Dimensions by Freedom Call
Release date : April 2007
Reviewed by Anthony Morgan
German Melodic Power Metal act Freedom Call returns to the fore with fifth album Dimensions, largely recorded at FC Studios in Nuremberg, Germany. Drum parts were cut at Area 51 in Celle under the direction of Tommy Newton. Freedom Call co-founder and drummer Daniel Zimmerman has claimed the album combines the “most successful” elements from the record's two predecessors, namely 2002's Eternity and 2005's The Circle of Life respectively; “we included our penchant for fast and very melodic numbers from Eternity with a more contemporary, bombastic components of The Circle Of Life.” True? Let's find out.
Introductory track “Demons Dance” sets the tone thematically for the album as a whole, woven around a recurring beat which suggests a procession in waiting. The beat hearks back to sword and sorcery games you'd find on the oft remembered cartridge based consoles. Interspersed within the track is a majestic tune as though announcing the kings coronation which teases at grandeur several times, followed by a grand speech which loosely forms the thematic backbone of the album. Anyone hoping for a deviation from the Power Metal sound will be sadly disappointed, a statement even made by the cover artwork. Conceived by Paul Raymond Gregory, a wizard in demon ship flanked by tarot cards grace the piece - it screams Power Metal until it gasps for oxygen.
Chris Bay's voice warms to the material, and is indeed well suited to the Power Metal genre he's chosen to occupy. Restrained during the verses with semi-spoken word lyrics, soaring to crescendo levels especially reserved for the chorus. This approach of saving the voice for the chorus works since the listener wonders where the singing can actually go. Sometimes less is more, and it gives the live punters impending choruses to mime along to. On higher notes Bay does a fairly ok job, though only sometimes, the voice sounds out of its depth. Achieving those enviable higher notes only arises when the voice matures through years of toil and experience. Let's hope this happens for Bay, though the production values have done no favours. In the 21st century the vocals should sound more clear and audible, but doesnt in places. This doesn't detract from the material though. It'd be interesting to hear Bay's voice in an unfamiliar setting tackling riskier material, perhaps on a solo effort, and hearing whether the voice holds and possesses depth in other fields.
The highly melodic yet infectious style of guitar playing bears more than a passing resemblance to the territory carved into a niche by Iron Maiden's legendary axemen, The Three Amigos. Easily the album's outstanding highlight, it acts as the sturdy thread which holds the album afloat - without this edge, the imminent danger of sinking would be a real possibility.
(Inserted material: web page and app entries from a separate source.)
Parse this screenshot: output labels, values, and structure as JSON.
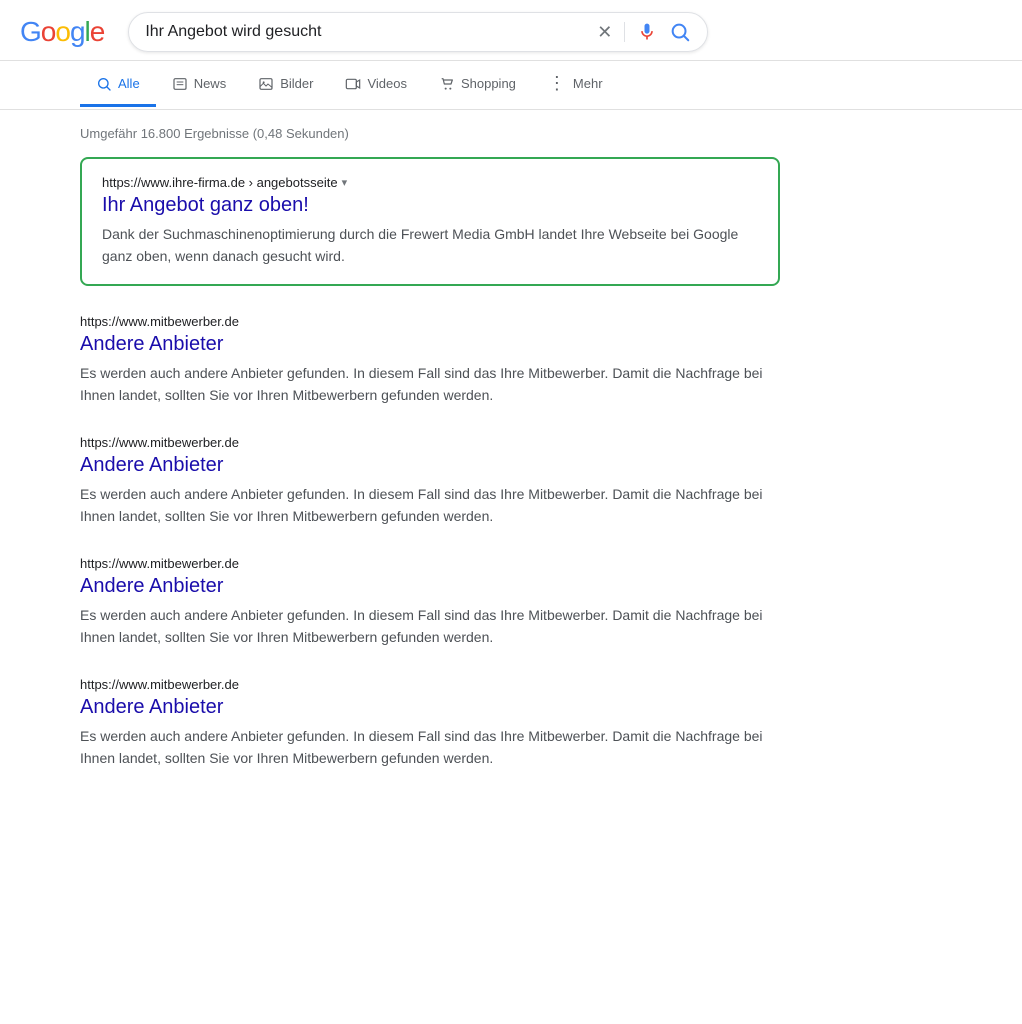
{
  "header": {
    "logo": "Google",
    "logo_parts": [
      "G",
      "o",
      "o",
      "g",
      "l",
      "e"
    ],
    "search_query": "Ihr Angebot wird gesucht",
    "clear_icon": "✕"
  },
  "nav": {
    "tabs": [
      {
        "id": "alle",
        "label": "Alle",
        "active": true
      },
      {
        "id": "news",
        "label": "News",
        "active": false
      },
      {
        "id": "bilder",
        "label": "Bilder",
        "active": false
      },
      {
        "id": "videos",
        "label": "Videos",
        "active": false
      },
      {
        "id": "shopping",
        "label": "Shopping",
        "active": false
      },
      {
        "id": "mehr",
        "label": "Mehr",
        "active": false
      }
    ]
  },
  "results": {
    "count_text": "Umgefähr 16.800 Ergebnisse (0,48 Sekunden)",
    "featured": {
      "url": "https://www.ihre-firma.de › angebotsseite",
      "title": "Ihr Angebot ganz oben!",
      "snippet": "Dank der Suchmaschinenoptimierung durch die Frewert Media GmbH landet Ihre Webseite bei Google ganz oben, wenn danach gesucht wird."
    },
    "items": [
      {
        "url": "https://www.mitbewerber.de",
        "title": "Andere Anbieter",
        "snippet": "Es werden auch andere Anbieter gefunden. In diesem Fall sind das Ihre Mitbewerber. Damit die Nachfrage bei Ihnen landet, sollten Sie vor Ihren Mitbewerbern gefunden werden."
      },
      {
        "url": "https://www.mitbewerber.de",
        "title": "Andere Anbieter",
        "snippet": "Es werden auch andere Anbieter gefunden. In diesem Fall sind das Ihre Mitbewerber. Damit die Nachfrage bei Ihnen landet, sollten Sie vor Ihren Mitbewerbern gefunden werden."
      },
      {
        "url": "https://www.mitbewerber.de",
        "title": "Andere Anbieter",
        "snippet": "Es werden auch andere Anbieter gefunden. In diesem Fall sind das Ihre Mitbewerber. Damit die Nachfrage bei Ihnen landet, sollten Sie vor Ihren Mitbewerbern gefunden werden."
      },
      {
        "url": "https://www.mitbewerber.de",
        "title": "Andere Anbieter",
        "snippet": "Es werden auch andere Anbieter gefunden. In diesem Fall sind das Ihre Mitbewerber. Damit die Nachfrage bei Ihnen landet, sollten Sie vor Ihren Mitbewerbern gefunden werden."
      }
    ]
  }
}
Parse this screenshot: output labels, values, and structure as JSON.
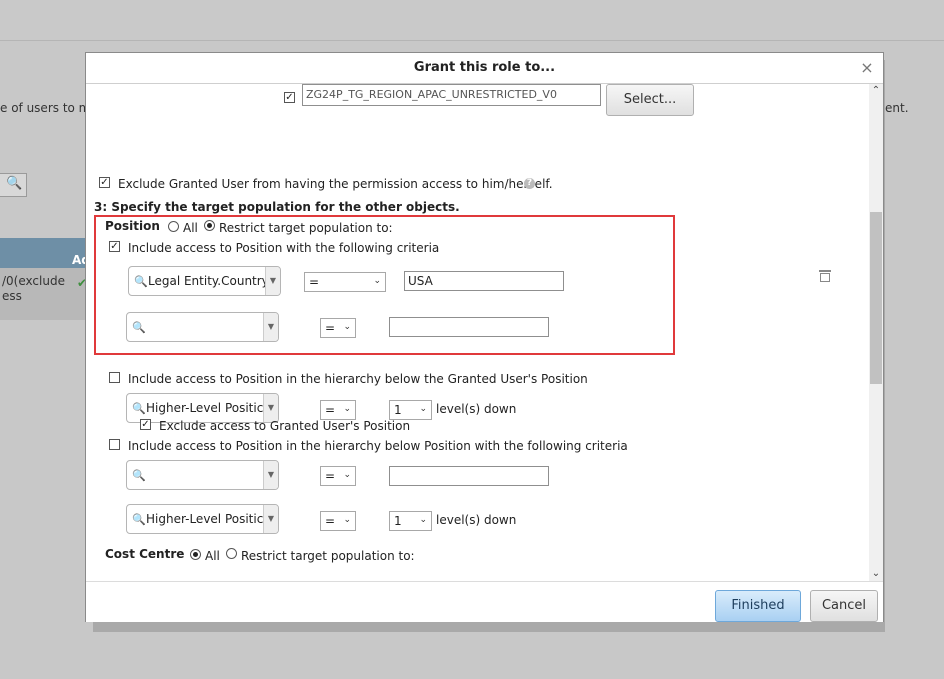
{
  "background": {
    "left_text": "e of users to ma",
    "right_text": "ent.",
    "table_head": "Ad",
    "table_row_line1": "/0(exclude",
    "table_row_line2": "ess"
  },
  "dialog": {
    "title": "Grant this role to...",
    "close": "×",
    "group_value": "ZG24P_TG_REGION_APAC_UNRESTRICTED_V0",
    "select_button": "Select...",
    "exclude_granted_label": "Exclude Granted User from having the permission access to him/herself.",
    "section3_label": "3: Specify the target population for the other objects.",
    "position": {
      "label": "Position",
      "all_label": "All",
      "restrict_label": "Restrict target population to:",
      "criteria_label": "Include access to Position with the following criteria",
      "row1": {
        "field": "Legal Entity.Country.",
        "operator": "=",
        "value": "USA"
      },
      "row2": {
        "field": "",
        "operator": "=",
        "value": ""
      },
      "hierarchy_granted_label": "Include access to Position in the hierarchy below the Granted User's Position",
      "hierarchy_granted_field": "Higher-Level Positic",
      "hierarchy_granted_operator": "=",
      "hierarchy_granted_levels": "1",
      "levels_down_label": "level(s) down",
      "exclude_access_label": "Exclude access to Granted User's Position",
      "hierarchy_criteria_label": "Include access to Position in the hierarchy below Position with the following criteria",
      "hc_row1": {
        "field": "",
        "operator": "=",
        "value": ""
      },
      "hc_row2": {
        "field": "Higher-Level Positic",
        "operator": "=",
        "levels": "1"
      }
    },
    "cost_centre": {
      "label": "Cost Centre",
      "all_label": "All",
      "restrict_label": "Restrict target population to:"
    },
    "finished_button": "Finished",
    "cancel_button": "Cancel"
  }
}
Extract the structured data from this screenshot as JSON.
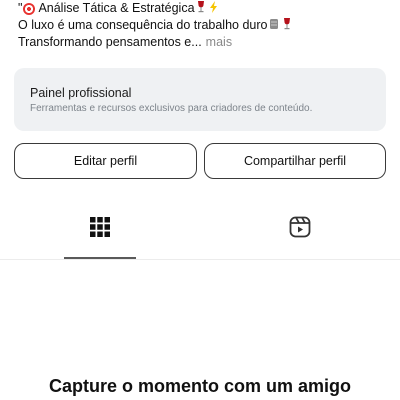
{
  "bio": {
    "line1_prefix": "\"",
    "line1_text": "Análise Tática & Estratégica",
    "line1_emojis": [
      "wine-glass-icon",
      "lightning-icon"
    ],
    "line2_text": "O luxo é uma consequência do trabalho duro",
    "line2_emojis": [
      "money-stack-icon",
      "wine-glass-icon"
    ],
    "line3_text": "Transformando pensamentos e...",
    "more_label": "mais"
  },
  "panel": {
    "title": "Painel profissional",
    "subtitle": "Ferramentas e recursos exclusivos para criadores de conteúdo."
  },
  "buttons": {
    "edit_label": "Editar perfil",
    "share_label": "Compartilhar perfil"
  },
  "tabs": [
    {
      "icon": "grid-icon",
      "active": true
    },
    {
      "icon": "reels-icon",
      "active": false
    }
  ],
  "empty_state": {
    "title": "Capture o momento com um amigo"
  },
  "colors": {
    "panel_bg": "#eff1f3",
    "muted_text": "#8a8a8a",
    "accent_red": "#e8322f"
  }
}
While obviously not as innovative as the The Three Amigos themselves, it proves a rather entertaining listen and a valuable asset to have. Long may that asset continue.
The album's offerings tread along a rather basic structure - meaty hooks and wholesome catches are the chosen dishes, though the bait doesn't always entice. Today's more progressive musical landscape demands the formula be constantly questioned, even if in only a small way. Progressive music can sometimes be self-indulgent and egotistical though, as the basic approach of old is never truly out of fashion. You get get the distinct impression that the mid to late 80's is their favoured era - the days when contemporary, up tempo stadium rock sprinkled with the occasional pomp ballad ruled the shores during the infancy of the MTV boom. Long, way hair down to the backside complimenting clap along lyrics about such a comic book type character like “Mr Evil” - if this sounds like your mug of tea, then come along for a drink. If Power Metal doesn't float your boat though, venture in other areas.